Would you please set down the lines of the data from the one containing "Parse this screenshot: output" to the final line, exactly and only those?
MATERIAL SUPPLIED: Begin
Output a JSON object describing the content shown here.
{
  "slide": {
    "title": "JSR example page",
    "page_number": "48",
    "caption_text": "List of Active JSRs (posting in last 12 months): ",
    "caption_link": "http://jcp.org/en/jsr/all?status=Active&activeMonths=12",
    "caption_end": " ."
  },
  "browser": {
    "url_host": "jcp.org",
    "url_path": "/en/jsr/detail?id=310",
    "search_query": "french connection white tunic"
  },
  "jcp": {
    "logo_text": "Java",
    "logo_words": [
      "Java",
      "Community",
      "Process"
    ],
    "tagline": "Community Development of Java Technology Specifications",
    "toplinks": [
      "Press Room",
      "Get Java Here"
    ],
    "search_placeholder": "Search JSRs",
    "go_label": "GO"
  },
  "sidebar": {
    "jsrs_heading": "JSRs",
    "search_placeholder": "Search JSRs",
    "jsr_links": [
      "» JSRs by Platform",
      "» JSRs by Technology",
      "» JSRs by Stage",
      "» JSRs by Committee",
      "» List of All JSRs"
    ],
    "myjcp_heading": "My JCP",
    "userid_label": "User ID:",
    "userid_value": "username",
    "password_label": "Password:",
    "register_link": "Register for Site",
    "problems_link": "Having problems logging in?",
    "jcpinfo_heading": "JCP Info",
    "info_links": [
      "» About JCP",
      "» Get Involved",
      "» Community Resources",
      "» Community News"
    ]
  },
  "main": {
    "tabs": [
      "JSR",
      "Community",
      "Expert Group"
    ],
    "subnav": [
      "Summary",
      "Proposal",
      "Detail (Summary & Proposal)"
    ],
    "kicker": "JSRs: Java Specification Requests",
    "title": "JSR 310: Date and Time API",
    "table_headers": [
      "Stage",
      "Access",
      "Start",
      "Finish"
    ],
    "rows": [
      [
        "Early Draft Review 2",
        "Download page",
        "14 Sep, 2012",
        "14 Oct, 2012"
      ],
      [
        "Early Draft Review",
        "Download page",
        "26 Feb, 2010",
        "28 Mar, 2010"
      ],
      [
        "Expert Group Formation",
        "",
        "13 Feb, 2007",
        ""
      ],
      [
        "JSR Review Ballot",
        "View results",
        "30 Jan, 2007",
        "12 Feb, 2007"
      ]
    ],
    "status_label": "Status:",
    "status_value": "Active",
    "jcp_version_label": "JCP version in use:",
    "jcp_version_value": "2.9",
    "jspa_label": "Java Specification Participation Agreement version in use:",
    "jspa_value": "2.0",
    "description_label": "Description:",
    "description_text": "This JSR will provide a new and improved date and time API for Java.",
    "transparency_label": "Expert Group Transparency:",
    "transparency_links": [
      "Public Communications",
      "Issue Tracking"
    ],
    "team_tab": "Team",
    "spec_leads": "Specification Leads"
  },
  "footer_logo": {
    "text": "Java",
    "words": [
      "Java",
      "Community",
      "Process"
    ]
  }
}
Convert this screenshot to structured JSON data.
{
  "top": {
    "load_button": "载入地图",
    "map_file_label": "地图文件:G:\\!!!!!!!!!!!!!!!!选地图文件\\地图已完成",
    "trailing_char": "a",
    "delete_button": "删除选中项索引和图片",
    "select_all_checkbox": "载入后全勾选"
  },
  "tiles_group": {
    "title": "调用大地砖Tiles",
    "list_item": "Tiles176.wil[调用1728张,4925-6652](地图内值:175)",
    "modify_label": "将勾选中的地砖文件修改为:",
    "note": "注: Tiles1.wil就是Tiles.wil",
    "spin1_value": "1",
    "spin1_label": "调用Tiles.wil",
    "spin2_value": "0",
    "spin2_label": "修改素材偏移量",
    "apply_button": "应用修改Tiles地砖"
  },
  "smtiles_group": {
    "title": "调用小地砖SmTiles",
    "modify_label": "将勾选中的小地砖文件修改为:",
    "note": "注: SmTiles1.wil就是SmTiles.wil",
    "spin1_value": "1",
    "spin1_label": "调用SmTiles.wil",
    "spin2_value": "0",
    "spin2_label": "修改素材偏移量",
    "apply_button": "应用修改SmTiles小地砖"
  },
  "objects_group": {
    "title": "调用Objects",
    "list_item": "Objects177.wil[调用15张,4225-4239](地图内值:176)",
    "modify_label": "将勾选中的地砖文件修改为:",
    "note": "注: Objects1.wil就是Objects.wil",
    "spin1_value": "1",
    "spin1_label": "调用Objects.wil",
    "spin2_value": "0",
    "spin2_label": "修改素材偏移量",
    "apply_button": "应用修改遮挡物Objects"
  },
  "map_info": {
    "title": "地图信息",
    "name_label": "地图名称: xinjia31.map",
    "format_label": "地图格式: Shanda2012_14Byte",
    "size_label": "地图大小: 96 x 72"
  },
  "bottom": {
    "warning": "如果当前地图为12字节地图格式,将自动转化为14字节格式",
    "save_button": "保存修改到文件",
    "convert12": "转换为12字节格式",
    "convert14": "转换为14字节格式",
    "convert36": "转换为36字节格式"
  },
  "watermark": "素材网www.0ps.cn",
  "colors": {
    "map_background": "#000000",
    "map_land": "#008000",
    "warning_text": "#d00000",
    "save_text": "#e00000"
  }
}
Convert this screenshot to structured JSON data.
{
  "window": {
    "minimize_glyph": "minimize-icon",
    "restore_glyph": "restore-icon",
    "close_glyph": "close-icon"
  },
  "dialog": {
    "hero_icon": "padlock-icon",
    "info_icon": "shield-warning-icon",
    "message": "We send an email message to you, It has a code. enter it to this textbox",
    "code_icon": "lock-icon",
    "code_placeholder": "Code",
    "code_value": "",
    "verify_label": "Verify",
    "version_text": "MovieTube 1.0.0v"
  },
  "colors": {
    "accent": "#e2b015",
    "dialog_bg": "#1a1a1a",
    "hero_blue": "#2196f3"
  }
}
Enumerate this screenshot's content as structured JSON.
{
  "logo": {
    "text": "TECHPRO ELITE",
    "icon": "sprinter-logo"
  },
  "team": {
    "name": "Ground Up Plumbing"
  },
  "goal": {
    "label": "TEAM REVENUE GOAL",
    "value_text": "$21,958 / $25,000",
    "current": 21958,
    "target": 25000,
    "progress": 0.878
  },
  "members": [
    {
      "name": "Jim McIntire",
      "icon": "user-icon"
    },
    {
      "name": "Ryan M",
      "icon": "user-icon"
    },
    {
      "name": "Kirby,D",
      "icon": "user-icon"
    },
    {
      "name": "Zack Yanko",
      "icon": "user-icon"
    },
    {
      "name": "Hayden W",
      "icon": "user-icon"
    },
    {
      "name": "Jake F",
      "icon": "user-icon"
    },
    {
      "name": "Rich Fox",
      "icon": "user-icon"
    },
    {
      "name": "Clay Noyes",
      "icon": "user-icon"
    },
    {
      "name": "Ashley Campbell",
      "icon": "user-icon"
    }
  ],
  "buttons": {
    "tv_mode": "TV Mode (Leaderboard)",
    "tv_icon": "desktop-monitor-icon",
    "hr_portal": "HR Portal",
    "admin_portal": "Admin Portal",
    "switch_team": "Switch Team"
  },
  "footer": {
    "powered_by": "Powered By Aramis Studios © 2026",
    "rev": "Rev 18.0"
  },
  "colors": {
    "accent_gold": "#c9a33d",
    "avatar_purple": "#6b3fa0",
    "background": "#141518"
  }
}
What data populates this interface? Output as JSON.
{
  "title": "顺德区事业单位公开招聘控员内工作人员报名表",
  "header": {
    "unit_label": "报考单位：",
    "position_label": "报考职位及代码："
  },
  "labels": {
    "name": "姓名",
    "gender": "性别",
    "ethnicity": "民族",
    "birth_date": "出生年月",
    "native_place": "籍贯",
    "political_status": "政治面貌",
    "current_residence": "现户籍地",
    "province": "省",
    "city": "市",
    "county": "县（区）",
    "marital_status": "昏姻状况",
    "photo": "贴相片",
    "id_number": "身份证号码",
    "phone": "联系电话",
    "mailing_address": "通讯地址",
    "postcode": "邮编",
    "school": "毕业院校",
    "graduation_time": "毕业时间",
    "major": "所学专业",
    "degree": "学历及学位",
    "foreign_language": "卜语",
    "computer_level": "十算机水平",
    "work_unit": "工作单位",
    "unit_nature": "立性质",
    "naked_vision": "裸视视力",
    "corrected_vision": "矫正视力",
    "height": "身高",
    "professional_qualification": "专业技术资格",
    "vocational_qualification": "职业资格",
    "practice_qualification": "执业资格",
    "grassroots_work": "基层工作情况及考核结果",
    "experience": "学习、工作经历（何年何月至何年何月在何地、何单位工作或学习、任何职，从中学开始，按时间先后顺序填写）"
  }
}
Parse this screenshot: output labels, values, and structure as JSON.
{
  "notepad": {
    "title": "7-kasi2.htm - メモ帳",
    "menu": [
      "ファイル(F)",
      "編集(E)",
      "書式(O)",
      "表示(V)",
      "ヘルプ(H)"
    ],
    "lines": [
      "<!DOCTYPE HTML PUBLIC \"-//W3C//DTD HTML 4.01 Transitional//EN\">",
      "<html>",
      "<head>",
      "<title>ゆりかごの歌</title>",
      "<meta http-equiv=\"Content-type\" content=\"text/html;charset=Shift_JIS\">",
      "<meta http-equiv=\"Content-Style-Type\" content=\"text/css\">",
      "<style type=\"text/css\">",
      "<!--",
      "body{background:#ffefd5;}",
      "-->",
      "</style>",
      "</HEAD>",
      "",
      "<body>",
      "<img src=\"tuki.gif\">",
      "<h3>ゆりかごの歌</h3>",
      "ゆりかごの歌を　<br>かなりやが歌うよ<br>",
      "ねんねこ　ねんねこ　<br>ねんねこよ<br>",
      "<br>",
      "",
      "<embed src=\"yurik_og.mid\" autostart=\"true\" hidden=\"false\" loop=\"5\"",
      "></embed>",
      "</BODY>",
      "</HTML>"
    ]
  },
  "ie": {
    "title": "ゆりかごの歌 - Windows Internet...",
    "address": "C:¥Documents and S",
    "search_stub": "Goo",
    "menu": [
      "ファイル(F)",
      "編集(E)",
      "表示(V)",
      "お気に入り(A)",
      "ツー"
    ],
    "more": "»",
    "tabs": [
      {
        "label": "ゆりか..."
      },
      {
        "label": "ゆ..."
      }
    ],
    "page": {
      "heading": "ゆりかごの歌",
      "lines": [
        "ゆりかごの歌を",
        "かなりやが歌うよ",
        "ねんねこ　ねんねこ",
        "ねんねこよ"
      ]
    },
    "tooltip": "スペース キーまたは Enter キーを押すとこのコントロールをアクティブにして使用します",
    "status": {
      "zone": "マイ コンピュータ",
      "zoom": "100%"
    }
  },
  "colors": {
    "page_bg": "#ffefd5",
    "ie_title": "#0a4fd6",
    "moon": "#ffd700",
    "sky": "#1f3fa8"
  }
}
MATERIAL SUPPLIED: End
ANSWER TO THIS TASK ::
Parse this screenshot: output labels, values, and structure as JSON.
{
  "notepad": {
    "title": "7-kasi2.htm - メモ帳",
    "menu": [
      "ファイル(F)",
      "編集(E)",
      "書式(O)",
      "表示(V)",
      "ヘルプ(H)"
    ],
    "lines": [
      "<!DOCTYPE HTML PUBLIC \"-//W3C//DTD HTML 4.01 Transitional//EN\">",
      "<html>",
      "<head>",
      "<title>ゆりかごの歌</title>",
      "<meta http-equiv=\"Content-type\" content=\"text/html;charset=Shift_JIS\">",
      "<meta http-equiv=\"Content-Style-Type\" content=\"text/css\">",
      "<style type=\"text/css\">",
      "<!--",
      "body{background:#ffefd5;}",
      "-->",
      "</style>",
      "</HEAD>",
      "",
      "<body>",
      "<img src=\"tuki.gif\">",
      "<h3>ゆりかごの歌</h3>",
      "ゆりかごの歌を　<br>かなりやが歌うよ<br>",
      "ねんねこ　ねんねこ　<br>ねんねこよ<br>",
      "<br>",
      "",
      "<embed src=\"yurik_og.mid\" autostart=\"true\" hidden=\"false\" loop=\"5\"",
      "></embed>",
      "</BODY>",
      "</HTML>"
    ]
  },
  "ie": {
    "title": "ゆりかごの歌 - Windows Internet...",
    "address": "C:¥Documents and S",
    "search_stub": "Goo",
    "menu": [
      "ファイル(F)",
      "編集(E)",
      "表示(V)",
      "お気に入り(A)",
      "ツー"
    ],
    "more": "»",
    "tabs": [
      {
        "label": "ゆりか..."
      },
      {
        "label": "ゆ..."
      }
    ],
    "page": {
      "heading": "ゆりかごの歌",
      "lines": [
        "ゆりかごの歌を",
        "かなりやが歌うよ",
        "ねんねこ　ねんねこ",
        "ねんねこよ"
      ]
    },
    "tooltip": "スペース キーまたは Enter キーを押すとこのコントロールをアクティブにして使用します",
    "status": {
      "zone": "マイ コンピュータ",
      "zoom": "100%"
    }
  },
  "colors": {
    "page_bg": "#ffefd5",
    "ie_title": "#0a4fd6",
    "moon": "#ffd700",
    "sky": "#1f3fa8"
  }
}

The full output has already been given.